In the ever-evolving landscape of web development, technologies and frameworks come and go, with some maintaining their relevance and others fading into obscurity. Angular, a popular front-end framework developed by Google, has been a staple in the web development community for years. However, as we step into 2023, there are questions circulating about Angular's future. Is Angular dying, or is it still a relevant choice for modern web development? In this article, we'll delve into the current state of Angular, examining its strengths, weaknesses, and its position within the context of contemporary web development trends.
Angular has built a strong foundation since its initial release, offering a structured and opinionated approach to building complex web applications. With a vast community, comprehensive documentation, and a plethora of third-party libraries, Angular has managed to stay relevant despite the rise of newer frameworks. The framework's commitment to backward compatibility and regular updates has also helped developers keep their projects up-to-date with the latest features and security patches.
Over the years, Angular has undergone significant changes. The transition from AngularJS (Angular 1.x) to Angular 2 marked a complete rewrite, introducing modern concepts like components and a reactive data flow. While this shift initially led to a steep learning curve and skepticism, it ultimately positioned Angular as a contemporary and robust framework for building dynamic web applications. Since then, subsequent versions have focused on refining the development experience and improving performance.
To evaluate whether Angular is dying or thriving, let's apply the MECE (Mutually Exclusive, Collectively Exhaustive) principle to its current situation:
- Angular's Demise: This scenario suggests that Angular is losing ground rapidly to newer, more flexible frameworks.
- Angular's Stability: Angular maintains a stable user base and continues to be the go-to choice for enterprises with large and complex applications.
- Erosion of User Base: Angular faces a gradual decline in users as newer frameworks gain traction.
- Stagnant but Strong: Angular's user base remains steady, consisting of developers who value its features and are committed to maintaining existing projects.
- Ongoing Innovation: Angular adapts and innovates, integrating modern development practices and staying relevant in a competitive landscape.
Angular provides a complete ecosystem that includes powerful tools for routing, state management, and dependency injection. This ecosystem can accelerate development by offering pre-built solutions for common challenges.
Angular's integration with TypeScript enhances code quality and maintainability. TypeScript's static typing catches errors at compile time, reducing bugs and improving developer productivity.
Angular's structure and architecture make it ideal for building large-scale applications.
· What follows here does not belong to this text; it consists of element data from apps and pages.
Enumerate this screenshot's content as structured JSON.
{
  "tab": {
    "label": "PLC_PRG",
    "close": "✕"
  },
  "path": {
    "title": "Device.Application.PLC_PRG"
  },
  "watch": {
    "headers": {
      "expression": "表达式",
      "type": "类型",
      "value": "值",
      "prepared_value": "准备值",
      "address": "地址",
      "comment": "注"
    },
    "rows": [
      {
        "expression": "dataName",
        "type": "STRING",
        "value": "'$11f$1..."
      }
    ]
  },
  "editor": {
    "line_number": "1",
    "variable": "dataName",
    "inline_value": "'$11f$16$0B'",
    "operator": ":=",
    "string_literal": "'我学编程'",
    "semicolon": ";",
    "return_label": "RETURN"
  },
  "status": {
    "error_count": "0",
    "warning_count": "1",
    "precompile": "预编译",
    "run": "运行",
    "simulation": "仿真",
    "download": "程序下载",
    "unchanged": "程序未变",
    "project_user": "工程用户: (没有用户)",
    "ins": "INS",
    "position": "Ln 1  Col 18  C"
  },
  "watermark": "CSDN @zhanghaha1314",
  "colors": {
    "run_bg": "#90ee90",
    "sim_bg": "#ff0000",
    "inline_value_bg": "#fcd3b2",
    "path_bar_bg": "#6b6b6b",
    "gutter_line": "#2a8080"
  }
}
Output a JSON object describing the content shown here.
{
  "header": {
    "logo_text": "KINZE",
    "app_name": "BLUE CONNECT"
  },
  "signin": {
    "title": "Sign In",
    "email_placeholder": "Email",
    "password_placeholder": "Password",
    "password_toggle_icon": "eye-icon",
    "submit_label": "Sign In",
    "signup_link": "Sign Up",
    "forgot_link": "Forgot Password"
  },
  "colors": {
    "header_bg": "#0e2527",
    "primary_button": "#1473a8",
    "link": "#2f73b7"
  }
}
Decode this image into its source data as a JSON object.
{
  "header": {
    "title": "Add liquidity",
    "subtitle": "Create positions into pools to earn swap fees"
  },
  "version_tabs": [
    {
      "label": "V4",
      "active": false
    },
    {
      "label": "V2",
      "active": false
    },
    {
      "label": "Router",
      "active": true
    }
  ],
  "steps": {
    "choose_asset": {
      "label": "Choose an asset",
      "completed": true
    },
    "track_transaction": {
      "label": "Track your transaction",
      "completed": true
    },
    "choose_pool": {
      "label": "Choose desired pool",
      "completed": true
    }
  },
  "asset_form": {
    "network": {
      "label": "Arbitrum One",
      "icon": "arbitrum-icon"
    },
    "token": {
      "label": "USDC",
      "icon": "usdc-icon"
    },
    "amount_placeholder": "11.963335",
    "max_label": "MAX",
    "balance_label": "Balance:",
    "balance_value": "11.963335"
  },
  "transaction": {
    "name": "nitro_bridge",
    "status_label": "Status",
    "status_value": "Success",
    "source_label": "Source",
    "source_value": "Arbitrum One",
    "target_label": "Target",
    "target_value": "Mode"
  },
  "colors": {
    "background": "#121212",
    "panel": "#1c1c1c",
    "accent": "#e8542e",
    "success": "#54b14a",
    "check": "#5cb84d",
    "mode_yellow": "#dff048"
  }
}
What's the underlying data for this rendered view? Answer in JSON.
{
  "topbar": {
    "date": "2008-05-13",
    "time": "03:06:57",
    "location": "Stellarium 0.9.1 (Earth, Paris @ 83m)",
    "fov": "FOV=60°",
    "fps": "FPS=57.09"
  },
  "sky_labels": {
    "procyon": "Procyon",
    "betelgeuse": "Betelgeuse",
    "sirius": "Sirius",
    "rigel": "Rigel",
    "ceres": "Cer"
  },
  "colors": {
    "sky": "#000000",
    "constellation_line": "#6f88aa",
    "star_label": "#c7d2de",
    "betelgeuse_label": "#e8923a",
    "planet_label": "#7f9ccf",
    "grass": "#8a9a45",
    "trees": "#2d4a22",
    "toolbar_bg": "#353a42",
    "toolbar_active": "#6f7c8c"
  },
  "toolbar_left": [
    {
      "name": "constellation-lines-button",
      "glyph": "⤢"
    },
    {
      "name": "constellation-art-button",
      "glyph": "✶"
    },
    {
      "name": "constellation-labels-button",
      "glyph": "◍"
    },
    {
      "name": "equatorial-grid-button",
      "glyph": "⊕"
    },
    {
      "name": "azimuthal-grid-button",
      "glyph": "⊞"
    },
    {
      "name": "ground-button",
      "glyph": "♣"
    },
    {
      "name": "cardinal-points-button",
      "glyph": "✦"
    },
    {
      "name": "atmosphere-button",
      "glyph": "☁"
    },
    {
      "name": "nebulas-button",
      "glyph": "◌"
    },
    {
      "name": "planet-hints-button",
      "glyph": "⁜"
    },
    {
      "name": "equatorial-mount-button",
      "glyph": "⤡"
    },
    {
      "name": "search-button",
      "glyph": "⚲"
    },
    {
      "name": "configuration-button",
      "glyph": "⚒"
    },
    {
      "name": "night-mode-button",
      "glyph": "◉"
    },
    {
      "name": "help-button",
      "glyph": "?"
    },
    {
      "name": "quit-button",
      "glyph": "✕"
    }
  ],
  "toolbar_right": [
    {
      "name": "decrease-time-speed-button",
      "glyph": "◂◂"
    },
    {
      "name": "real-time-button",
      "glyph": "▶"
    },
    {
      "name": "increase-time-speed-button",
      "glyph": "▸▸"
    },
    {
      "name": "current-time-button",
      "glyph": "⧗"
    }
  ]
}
Its modular approach and strong conventions help teams maintain consistency and manage complexity.
Angular's learning curve can be intimidating for newcomers, especially those with limited experience in modern web development. Its complex concepts and verbose syntax might deter some developers.
Angular applications often involve writing a substantial amount of boilerplate code, which can slow down development and make the codebase harder to maintain.
While Angular has made significant strides in improving performance, it still carries a performance overhead compared to lighter-weight frameworks like React or Vue.js, which could impact user experience in certain scenarios.
There's evidence to suggest that Angular's growth has slowed compared to the rapid adoption of React and Vue.js. However, Angular's sizeable existing user base and continued use in enterprise applications indicate that it's not disappearing entirely.
Yes, many enterprises continue to choose Angular for new projects, especially when building large-scale applications with complex requirements. Angular's opinionated structure can be advantageous in such scenarios.
While newer frameworks often introduce innovative features faster, Angular has been incorporating modern practices and updates in each release. It might not be at the cutting edge, but it remains contemporary.
Learning Angular can still be a valuable investment, particularly for developers aiming to work on enterprise-level applications. However, beginners might find it more efficient to start with a more lightweight framework.
Using the MECE framework, we can deduce that Angular's situation falls into the "Stagnant but Strong" and "Ongoing Innovation" scenarios. This implies that while Angular might not be experiencing explosive growth, it continues to be relevant for developers who value its strengths.
In the world of web development, predicting the demise of a framework like Angular requires careful consideration of multiple factors. While Angular might not be grabbing headlines like newer, shinier frameworks, it's far from dying. Its robust ecosystem, adaptability, and commitment to improvement ensure that it remains a viable choice for specific projects, particularly those requiring structure and scalability. As the web development landscape continues to evolve, Angular's future might not be as bright as its inception, but it still shines in its own right. So, if you're a developer considering Angular in 2023, rest assured that it's not a dying technology but rather a reliable workhorse that continues to power significant web applications.